New Orleans Something big is happening in housing. Maybe big and bad. Maybe big and unknown, but scary in its uncertainty for the future.
Here are the facts that frighten.
Home ownership dropped again in the last quarter of 2016 and when it did so, it fell below 63% to the lowest level in 50 years.
Mortgage loans to African-American families fell in the review period between 2004 and 2014 from 7% of total mortgages for blacks to only 5% of mortgages issued. Hispanic families budged up slightly from 7 to 8%, Asian families stayed at 5%, and mortgages to white families zoomed up from 58% to 69%.
This analysis of Home Mortgage Disclosure Act data was done by the National Association of Real Estate Brokers. They argue in their report that this drop has to do with a tightening of credit standards after the 2007 housing meltdown. Couple that information with another recent statistic that prices in the housing market now are only 2% lower than their historic highs achieved in 2006 before the bubble burst. For the real estate brokers, it is in their interest to have their cake and eat it, too. A return of high prices means happy days for them. Claiming the decrease in much of minority-based lending is based on a change of standards, rather than a clearer manifestation of discrimination is also squarely in their interest.
The Wall Street Journal reported that one of the reasons that minorities are getting a smaller share of loans is the return of the jumbo mortgages to “more affluent borrowers with loans exceeding $417,000.” Mumbo-jumbo. Report after report also indicates with this surge in pricing what used to be “jumbo,” is now just standard operating procedure. Average housing prices have now hit $1 million San Jose for example. Meanwhile other reports speak to housing and income growth in center cities around the country, including in areas like Detroit and Philadelphia and deterioration of income and housing prices and values in working class areas of cities, along with the paradox of millennials wanting to live downtown which is pushing the prices up now, while Pew Research surveys are also saying they are only committed to living downtown for five or ten years. What then?
Anyway we shake-and-bake these figures, it is hard to maintain a belief that that part of the American Dream that included home ownership is still alive. We can’t have both stagnant incomes and rising home prices with narrower lending parameters and believe that home ownership can increase among low-and-moderate income families. The conservative blame-game that tried to saddle the housing collapse not on Wall Street recklessness but on lax lending standards has mutated into a form of de facto national housing policy.

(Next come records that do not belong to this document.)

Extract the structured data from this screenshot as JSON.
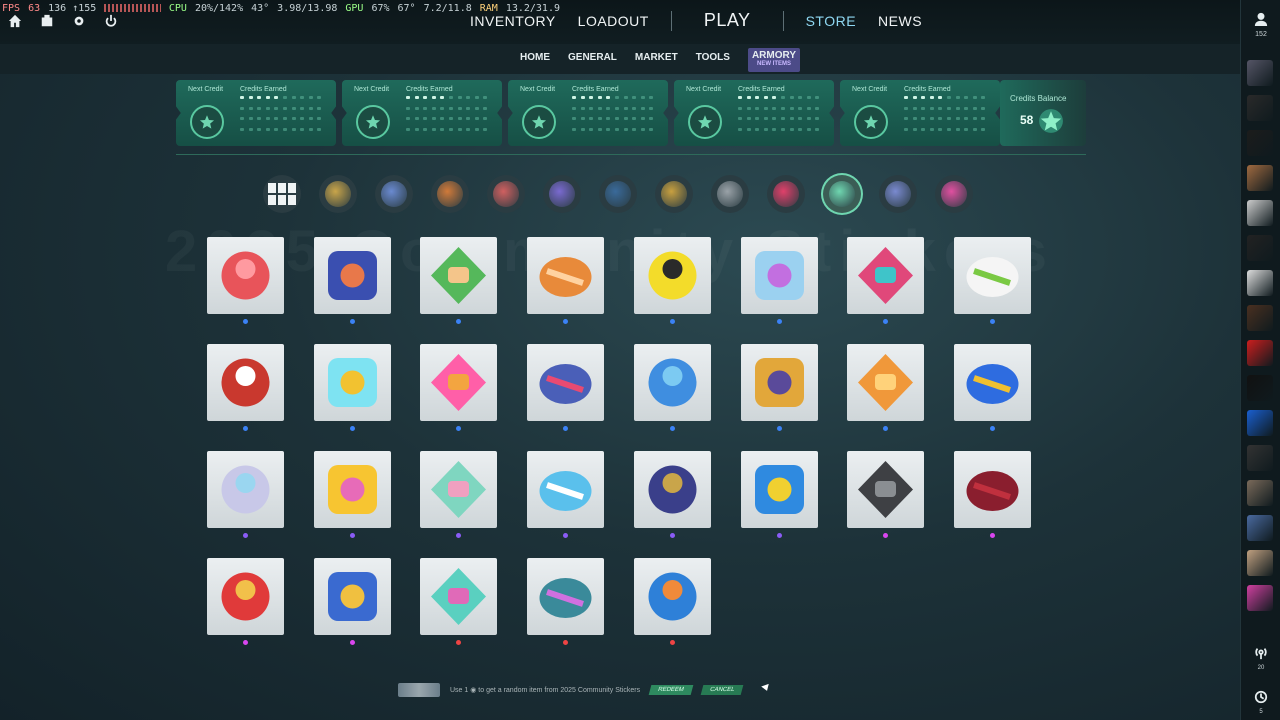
{
  "overlay": {
    "fps_label": "FPS",
    "fps": "63",
    "fps_range": "136 ↑155",
    "cpu_label": "CPU",
    "cpu": "20%/142%",
    "cpu_temp": "43°",
    "cpu_clock": "3.98/13.98",
    "gpu_label": "GPU",
    "gpu": "67%",
    "gpu_temp": "67°",
    "gpu_mem": "7.2/11.8",
    "ram_label": "RAM",
    "ram": "13.2/31.9"
  },
  "nav": {
    "inventory": "INVENTORY",
    "loadout": "LOADOUT",
    "play": "PLAY",
    "store": "STORE",
    "news": "NEWS"
  },
  "subnav": {
    "home": "HOME",
    "general": "GENERAL",
    "market": "MARKET",
    "tools": "TOOLS",
    "armory": "ARMORY",
    "armory_badge": "NEW ITEMS"
  },
  "credits": {
    "next_label": "Next Credit",
    "earned_label": "Credits Earned",
    "cards": 5,
    "balance_label": "Credits Balance",
    "balance_value": "58"
  },
  "watermark": "2025 Community Stickers",
  "filters": [
    "all-grid",
    "ltd",
    "collection-1",
    "collection-2",
    "collection-3",
    "collection-4",
    "diamond",
    "gold",
    "silver",
    "red-diamond",
    "community-stickers",
    "collection-5",
    "collection-6"
  ],
  "items": [
    {
      "color": "#e8545a",
      "accent": "#ff9aa0",
      "rarity": "#3b82f6"
    },
    {
      "color": "#3a4fb0",
      "accent": "#e8784a",
      "rarity": "#3b82f6"
    },
    {
      "color": "#55b85b",
      "accent": "#f4c58a",
      "rarity": "#3b82f6"
    },
    {
      "color": "#e88a3a",
      "accent": "#ffd2a0",
      "rarity": "#3b82f6"
    },
    {
      "color": "#f3dc2a",
      "accent": "#2a2a2a",
      "rarity": "#3b82f6"
    },
    {
      "color": "#9bd1f0",
      "accent": "#c26fe0",
      "rarity": "#3b82f6"
    },
    {
      "color": "#e0487a",
      "accent": "#3fc4c9",
      "rarity": "#3b82f6"
    },
    {
      "color": "#f5f5f5",
      "accent": "#7ac943",
      "rarity": "#3b82f6"
    },
    {
      "color": "#c9382e",
      "accent": "#ffffff",
      "rarity": "#3b82f6"
    },
    {
      "color": "#7ee3f2",
      "accent": "#f2c230",
      "rarity": "#3b82f6"
    },
    {
      "color": "#ff5fa8",
      "accent": "#f3a540",
      "rarity": "#3b82f6"
    },
    {
      "color": "#4a5fb8",
      "accent": "#e84a72",
      "rarity": "#3b82f6"
    },
    {
      "color": "#3f8ee0",
      "accent": "#7ccaf2",
      "rarity": "#3b82f6"
    },
    {
      "color": "#e2a73a",
      "accent": "#5a4a9a",
      "rarity": "#3b82f6"
    },
    {
      "color": "#f0983a",
      "accent": "#ffd27a",
      "rarity": "#3b82f6"
    },
    {
      "color": "#2e6ce0",
      "accent": "#f0c030",
      "rarity": "#3b82f6"
    },
    {
      "color": "#c8c8e8",
      "accent": "#9ad6f0",
      "rarity": "#8b5cf6"
    },
    {
      "color": "#f7c531",
      "accent": "#e76bb8",
      "rarity": "#8b5cf6"
    },
    {
      "color": "#7fd6c0",
      "accent": "#f0a0c0",
      "rarity": "#8b5cf6"
    },
    {
      "color": "#5ac0ec",
      "accent": "#ffffff",
      "rarity": "#8b5cf6"
    },
    {
      "color": "#3a3f8a",
      "accent": "#c9a54a",
      "rarity": "#8b5cf6"
    },
    {
      "color": "#2f8ae0",
      "accent": "#f0d030",
      "rarity": "#8b5cf6"
    },
    {
      "color": "#3e4044",
      "accent": "#8a8e92",
      "rarity": "#d946ef"
    },
    {
      "color": "#8a1e2e",
      "accent": "#c0303e",
      "rarity": "#d946ef"
    },
    {
      "color": "#e03a3a",
      "accent": "#f2c04a",
      "rarity": "#d946ef"
    },
    {
      "color": "#3a6ad0",
      "accent": "#f0c040",
      "rarity": "#d946ef"
    },
    {
      "color": "#5ad0c0",
      "accent": "#e06ab8",
      "rarity": "#ef4444"
    },
    {
      "color": "#3a8a9a",
      "accent": "#d070e0",
      "rarity": "#ef4444"
    },
    {
      "color": "#2e80d8",
      "accent": "#f08a3a",
      "rarity": "#ef4444"
    }
  ],
  "bottom": {
    "text": "Use 1 ◉ to get a random item from 2025 Community Stickers",
    "redeem": "REDEEM",
    "cancel": "CANCEL"
  },
  "sidebar": {
    "friends_count": "152",
    "broadcast_count": "20",
    "history_count": "5",
    "avatars": [
      "#556",
      "#2a2a2a",
      "#1c1c1c",
      "#a06a40",
      "#ccc",
      "#222",
      "#ddd",
      "#4a3020",
      "#cc1e1e",
      "#111",
      "#1a5fd0",
      "#333",
      "#7a6a5a",
      "#4a6aa0",
      "#c0a080",
      "#d040a0"
    ]
  }
}
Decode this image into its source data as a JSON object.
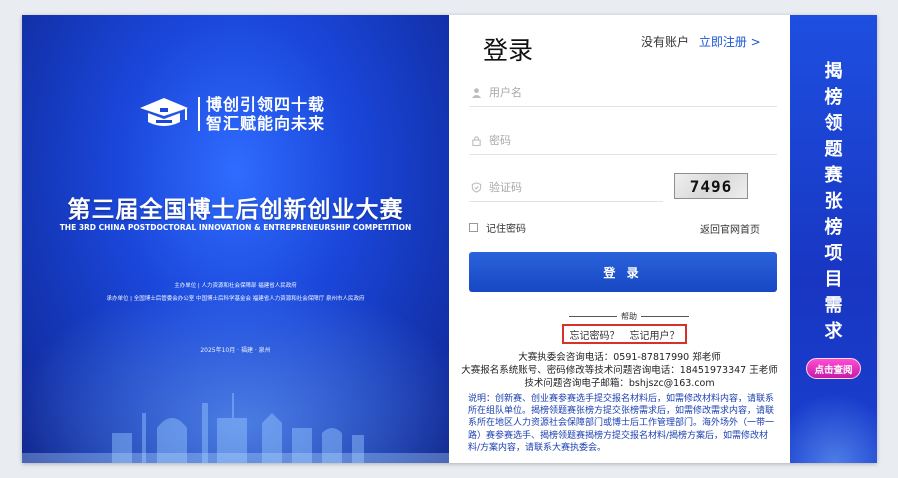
{
  "banner": {
    "logo_line1": "博创引领四十载",
    "logo_line2": "智汇赋能向未来",
    "title": "第三届全国博士后创新创业大赛",
    "subtitle": "THE 3RD CHINA POSTDOCTORAL INNOVATION & ENTREPRENEURSHIP COMPETITION",
    "host": "主办单位 | 人力资源和社会保障部  福建省人民政府",
    "organizer": "承办单位 | 全国博士后管委会办公室  中国博士后科学基金会  福建省人力资源和社会保障厅  泉州市人民政府",
    "date": "2025年10月 · 福建 · 泉州"
  },
  "login": {
    "title": "登录",
    "no_account": "没有账户",
    "register_link": "立即注册 >",
    "username_placeholder": "用户名",
    "password_placeholder": "密码",
    "captcha_placeholder": "验证码",
    "captcha_code": "7496",
    "remember_label": "记住密码",
    "back_home": "返回官网首页",
    "login_button": "登 录",
    "help_label": "帮助",
    "forgot_password": "忘记密码？",
    "forgot_user": "忘记用户？",
    "contact_line1": "大赛执委会咨询电话：0591-87817990 郑老师",
    "contact_line2": "大赛报名系统账号、密码修改等技术问题咨询电话：18451973347 王老师",
    "contact_line3": "技术问题咨询电子邮箱：bshjszc@163.com",
    "note": "说明：创新赛、创业赛参赛选手提交报名材料后，如需修改材料内容，请联系所在组队单位。揭榜领题赛张榜方提交张榜需求后，如需修改需求内容，请联系所在地区人力资源社会保障部门或博士后工作管理部门。海外场外（一带一路）赛参赛选手、揭榜领题赛揭榜方提交报名材料/揭榜方案后，如需修改材料/方案内容，请联系大赛执委会。"
  },
  "strip": {
    "chars": [
      "揭",
      "榜",
      "领",
      "题",
      "赛",
      "张",
      "榜",
      "项",
      "目",
      "需",
      "求"
    ],
    "query_button": "点击查阅"
  },
  "colors": {
    "accent": "#1a56d6",
    "banner_blue": "#1a46d9",
    "highlight_red": "#d4322a",
    "note_blue": "#1a3fb0",
    "pink_button": "#e22ec0"
  },
  "icons": [
    "logo-mark-icon",
    "user-icon",
    "lock-icon",
    "shield-icon",
    "checkbox-icon"
  ]
}
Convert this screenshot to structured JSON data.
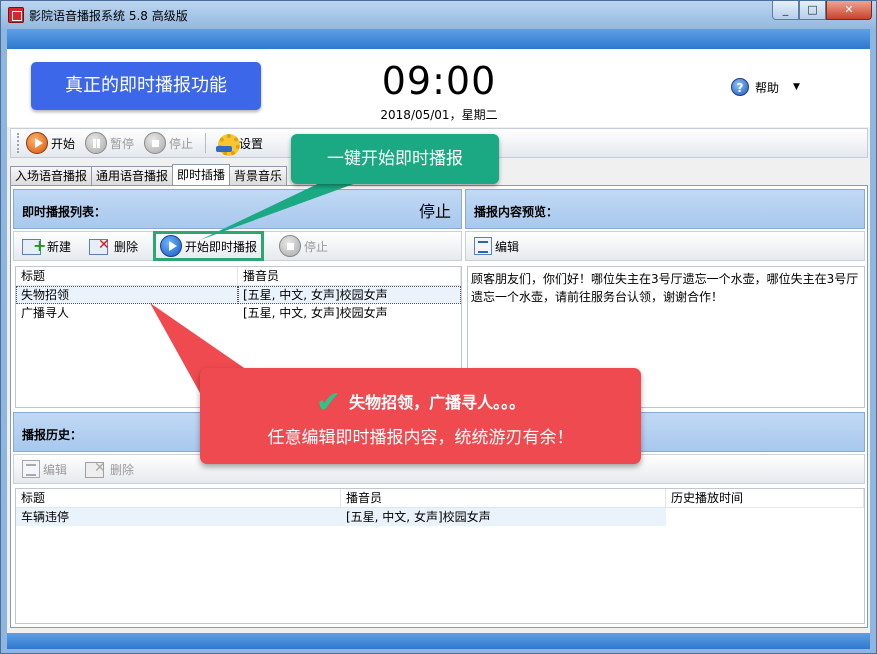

Does that mean there will be more affordability in the rental market? There’s no indication of any new trend there, and in fact market-rate construction for the millennials is still the driver. Meanwhile neither political candidate has a program around housing, much less affordable housing, and if values are falling in low-and-moderate income communities that are not on the gentrification list, that also means that citizen wealth will continue to drop like a rock.
Housing is now on the trajectory from problem to issue to crisis, and the silence around solutions is depressing and deafening.